Sunday, November 25, 2012


Lining the walls of PS1 MoMA is a group exhibition, New Pictures of Common Objects, a show highlighting the changes in how objects are viewed and distributed through today. The variety of artists produce how the common object is perceived and viewed in contemporary society, focusing on technological advances that have led to the mass distribution and enigmatic state of objects. The objects, ranging from banal household items to water, are presented by the artists in the form of photographs, videos, home appliances, or representations of luxury hygenic services. 

Lucas Blalock presents viewers with photoshopped images of items such as fruit, dishware, plants, and magazines. The different depictions of objects blur and distort the renderings, making the final product of the photos look like a collaged still life poorly rendered on photoshop. Blalock’s practice of layering and erasing parts of his images gives the images a dispsable nature. To what extent are the images of cups, plants, or domestic environments important to the composition? Blalock’s work speaks to the mass produced and dispensable nature of technologically distributed images. He extracts from plainly photographed objects and collages it with others. This is similar to how if one needs to reference an apple, all they need to do is type in the word apple into a Google search bar and thousands of images will appear on the screen for choosing.

Margaret Lee presents telephones in the form of vegetables such as eggplants or a pickles. Although mundane and funny, how often do we see such strange and lighthearted design today? Within her sculptural renditions of mass-produced appliances, she also presents the common practice of representation within the designing of commodities. Although it may seem silly to turn a pickle into a telephone, home appliances are usually imitating aesthetically appealing forms that are part of the design canon. Lee’s work brings a friendly approach to reveal the awkwardness of home decor.

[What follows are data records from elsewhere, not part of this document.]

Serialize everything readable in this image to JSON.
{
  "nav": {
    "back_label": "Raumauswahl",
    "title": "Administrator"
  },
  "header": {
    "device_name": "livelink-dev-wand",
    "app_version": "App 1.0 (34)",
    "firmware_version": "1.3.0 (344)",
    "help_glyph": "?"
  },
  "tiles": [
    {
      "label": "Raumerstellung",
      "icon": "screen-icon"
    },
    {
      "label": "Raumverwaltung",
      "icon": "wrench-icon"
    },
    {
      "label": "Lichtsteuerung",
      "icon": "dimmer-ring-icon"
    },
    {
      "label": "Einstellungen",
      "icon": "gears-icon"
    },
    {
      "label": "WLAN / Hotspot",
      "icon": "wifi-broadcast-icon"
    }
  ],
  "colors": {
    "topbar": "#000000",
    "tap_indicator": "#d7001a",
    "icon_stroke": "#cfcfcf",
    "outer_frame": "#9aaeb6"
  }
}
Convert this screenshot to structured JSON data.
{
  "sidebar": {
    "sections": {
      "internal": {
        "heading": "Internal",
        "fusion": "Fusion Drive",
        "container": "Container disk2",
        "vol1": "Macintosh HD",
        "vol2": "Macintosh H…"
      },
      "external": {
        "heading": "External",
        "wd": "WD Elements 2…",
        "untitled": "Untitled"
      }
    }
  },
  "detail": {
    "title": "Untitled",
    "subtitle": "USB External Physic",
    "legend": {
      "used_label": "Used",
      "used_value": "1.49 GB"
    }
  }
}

Josh Kline’s work includes depictions of things as common as water. However, Kline’s work questions the extreme luxury of such a “common object”. His video in the back of the room displays people entering a penthouse bathroom overlooking the West Side Highway in New York City. As they enter, they are asked what type of water they prefer, tap or distilled water, and enter a bathtub. Large quantities of gallon jugs of the chosen water are poured into the bathtub as the participant is allowed to relax, read books, or talk about their life. The video is saturated with imagery of luxurious “necessities”: penthouse views, bottled water, spa treatment, and leisure time. Another video in the space, a high-definition slow motion video of water dripping into a puddle of water, resembles stock-imagery of water as if it were to first image to appear on Google search engine. Although it may appear to be “real”, a true recording of water, it is only an image, water dematerialized into pixels on a screen. What Kline explores in his depictions of water is the presentation of a common resource that is growing more elusive. Today, with the growing commercialization of bottled water, the element of life and hydration is becoming more accessible to those who can pay, than those who need it to survive.

The common object has become digitized, mass-produced, and enigmatic to some extent. The object can be something as flat as an image. With the dominance of the internet and other digital media, New Picture of the Common Objects could be foreshadowing a radically new future for what objecthood will mean in the future.

1 comment:

  1. You have some very good insights that I didn’t get when looking at the show, such as the dispensable nature of Blalock’s loosely treated images, and the “extreme luxury” of water as a common object. The opening and closing paragraphs are clear about the show’s intention - to explore how common objects are perceived in a society dominated by advanced technologies. However, I feel the paragraph on Margaret Lee’s vegetable phones doesn’t tie into your main argument, and you could explore further into her works’ intention (beyond the point of home decorations). If I remember correctly, the only subject matter in that room are phones (why phones?). Other than this pickle phone and another eggplant phone, there are also two photographs of phones mirroring these two objects - i feel there’s something more than just showing the common practice of home appliance design. And the last sentence of the last paragraph could be rephrased to remove the repetition of future.